Schaffner Report: Hepatitis Edition

NFID Medical Director William Schaffner, MD, talks with NFID Executive Director and CEO, Marla Dalton, CAE, about the differences between hepatitis A, B, and C and steps that individuals can take to help protect themselves

Key Actions To Promote Vaccine Acceptance

There has been a global campaign of misinformation, driven by social media, that has led many parents to refuse vaccines for their families. Refusing vaccination puts both their own children and their communities at-risk…

Immunization Challenges on College Campuses

Based on living conditions and social behaviors, college students are at higher risk for certain infections. While the risks are clear, there are challenges to ensuring this population is up-to-date on recommended vaccines…

‘Tis The Season To Be Thankful (For Vaccines!)

As the holiday season approaches, many will prepare to gather with family and friends to celebrate and give thanks. People with diabetes are more susceptible to contagious illnesses, so pre-holiday visits are an opportune time to educate patients and promote vaccination…

Hepatitis B: Are You at Risk?

Did you know that in the US, two out of three people living with chronic hepatitis B do not know they are infected but can still spread the virus…

Spread Information, Not Diseases

Vaccines are among the most significant achievements in public health and can help protect against 14 deadly diseases. Share these infographics to help spread information, not disease!

9 Frequently Asked Questions About Hepatitis A & B

In the US, an estimated 850,000-2.2 million individuals are chronically infected with the hepatitis B virus and each year, approximately 30,000-50,000 cases of hepatitis A occur. New cases of hepatitis B infection in the US had been decreasing until recently; however, in recent years, acute cases of hepatitis B have increased and there have been several outbreaks of hepatitis A.

World Hepatitis Day: Are Your Teens Protected?

Hepatitis is an inflammation of the liver and is often caused by a virus. There are several types of hepatitis viruses but in the US, the most common types are Hepatitis A, B, and C. Millions are living with viral hepatitis but most do not know they are infected. People can live with chronic hepatitis for decades without having symptoms. Two vaccines are currently available to help prevent viral hepatitis in adolescents…

Vaccination for Healthcare Professionals
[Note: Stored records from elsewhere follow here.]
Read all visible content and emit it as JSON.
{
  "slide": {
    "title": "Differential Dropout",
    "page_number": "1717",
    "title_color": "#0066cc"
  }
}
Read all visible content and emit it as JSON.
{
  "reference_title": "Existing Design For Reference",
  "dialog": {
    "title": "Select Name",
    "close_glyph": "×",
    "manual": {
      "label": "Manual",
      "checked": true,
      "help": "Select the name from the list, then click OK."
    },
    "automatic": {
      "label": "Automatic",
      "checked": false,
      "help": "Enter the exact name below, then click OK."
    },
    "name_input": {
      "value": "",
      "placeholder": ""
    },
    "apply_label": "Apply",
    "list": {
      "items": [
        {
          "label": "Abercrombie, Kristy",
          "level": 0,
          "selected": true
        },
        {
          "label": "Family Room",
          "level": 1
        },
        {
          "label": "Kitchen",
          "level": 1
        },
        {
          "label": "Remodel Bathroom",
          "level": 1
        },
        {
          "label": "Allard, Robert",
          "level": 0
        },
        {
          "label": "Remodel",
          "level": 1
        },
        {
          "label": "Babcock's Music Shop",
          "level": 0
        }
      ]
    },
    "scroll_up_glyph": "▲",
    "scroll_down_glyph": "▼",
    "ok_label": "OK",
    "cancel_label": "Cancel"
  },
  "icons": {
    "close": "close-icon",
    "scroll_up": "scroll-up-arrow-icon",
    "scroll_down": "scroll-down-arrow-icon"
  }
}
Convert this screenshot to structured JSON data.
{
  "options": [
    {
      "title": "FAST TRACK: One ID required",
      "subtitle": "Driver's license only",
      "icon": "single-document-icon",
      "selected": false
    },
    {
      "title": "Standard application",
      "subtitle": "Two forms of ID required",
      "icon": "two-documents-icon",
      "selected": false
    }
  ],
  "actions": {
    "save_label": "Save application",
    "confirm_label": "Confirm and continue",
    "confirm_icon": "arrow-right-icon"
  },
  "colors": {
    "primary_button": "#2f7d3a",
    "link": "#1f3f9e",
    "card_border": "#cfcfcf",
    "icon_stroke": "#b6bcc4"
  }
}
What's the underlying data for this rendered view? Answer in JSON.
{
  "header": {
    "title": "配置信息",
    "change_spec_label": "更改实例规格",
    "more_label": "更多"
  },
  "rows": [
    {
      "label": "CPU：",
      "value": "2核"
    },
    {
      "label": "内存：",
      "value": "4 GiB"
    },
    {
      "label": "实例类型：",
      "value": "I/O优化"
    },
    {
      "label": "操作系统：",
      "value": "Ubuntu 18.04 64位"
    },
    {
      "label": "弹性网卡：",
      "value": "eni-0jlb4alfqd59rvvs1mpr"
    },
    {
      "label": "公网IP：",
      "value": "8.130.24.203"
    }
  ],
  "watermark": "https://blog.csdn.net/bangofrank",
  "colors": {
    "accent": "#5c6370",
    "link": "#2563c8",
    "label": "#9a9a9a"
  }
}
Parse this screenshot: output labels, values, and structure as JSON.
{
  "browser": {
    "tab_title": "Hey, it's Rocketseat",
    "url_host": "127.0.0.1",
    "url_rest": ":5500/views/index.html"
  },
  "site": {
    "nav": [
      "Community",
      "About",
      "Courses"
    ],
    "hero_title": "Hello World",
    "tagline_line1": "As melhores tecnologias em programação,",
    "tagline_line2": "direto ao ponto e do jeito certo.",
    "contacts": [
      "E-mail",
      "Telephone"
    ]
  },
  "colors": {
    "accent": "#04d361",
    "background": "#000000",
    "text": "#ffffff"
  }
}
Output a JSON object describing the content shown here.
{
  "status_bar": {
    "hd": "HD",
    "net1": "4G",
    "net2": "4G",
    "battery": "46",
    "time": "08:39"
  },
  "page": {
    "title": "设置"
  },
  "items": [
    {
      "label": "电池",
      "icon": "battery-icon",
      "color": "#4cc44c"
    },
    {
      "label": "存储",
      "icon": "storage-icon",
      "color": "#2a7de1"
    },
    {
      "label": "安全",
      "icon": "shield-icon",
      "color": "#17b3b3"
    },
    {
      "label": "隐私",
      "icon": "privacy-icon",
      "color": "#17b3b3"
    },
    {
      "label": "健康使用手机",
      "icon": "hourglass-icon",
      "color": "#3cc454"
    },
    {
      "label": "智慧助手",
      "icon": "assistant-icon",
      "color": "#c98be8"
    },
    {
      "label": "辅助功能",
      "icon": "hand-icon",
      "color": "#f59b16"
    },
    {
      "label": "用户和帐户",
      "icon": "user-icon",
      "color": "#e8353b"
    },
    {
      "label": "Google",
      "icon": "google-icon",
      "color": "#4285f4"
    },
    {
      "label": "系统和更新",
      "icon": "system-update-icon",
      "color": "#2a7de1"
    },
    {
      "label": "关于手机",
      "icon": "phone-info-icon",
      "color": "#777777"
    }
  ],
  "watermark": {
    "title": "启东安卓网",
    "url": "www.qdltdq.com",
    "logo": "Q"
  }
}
The Advisory Committee on Immunization Practices (ACIP) recommends that all healthcare professionals receive hepatitis B, influenza, Tdap, MMR, and varicella vaccinations, to reduce the chances of contracting or spreading vaccine-preventable diseases.